Kota Ezawa's 2006 computer vector drawing "Nan and Brian in Bed."

Art can be recycled. So says Japanese-German artist Kota Ezawa, who sometimes repurposes his own imagery—he recently produced a light box from his 2006 computer vector drawing Nan and Brian in Bed.

A graduate of the San Francisco Art Institute and Stanford University, Ezawa, 44, strips down pop culture references in works such as his latest installation, Boardwalk (on view through Nov. 2015 at Yerba Buena Center for the Arts). The piece replicates a part of East Coast culture that became even more iconic in the aftermath of Hurricane Sandy. Ezawa hopes it serves as “visual disaster relief.”

Represented locally by Haines Gallery, the Nob Hill artist has work in the public collections of the Metropolitan Museum of Art, MoMA, and the Smithsonian, and he is currently a resident artist at Workshop Residence in Dogpatch.

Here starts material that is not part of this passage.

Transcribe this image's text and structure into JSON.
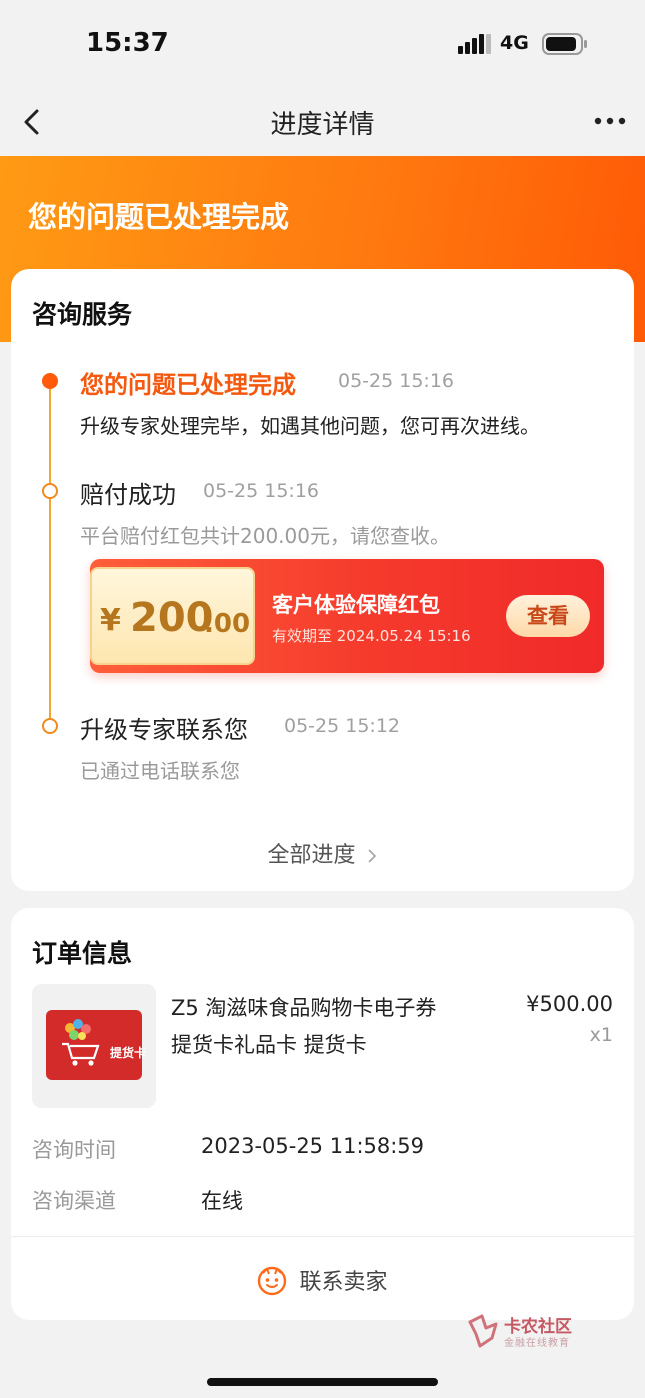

See his paper cutout animation Self-Portrait as Someone Else, as part of the group show “Proximities 2: Knowing Me, Knowing You,” at the Asian Art Museum (through Dec. 8).

Calling all SF creatives: For a chance to be showcased in 7x7, submit your original art, photography, designs, and more to portfolio@7x7.com.

This article was published in 7x7's December/January issue. Click here to subscribe.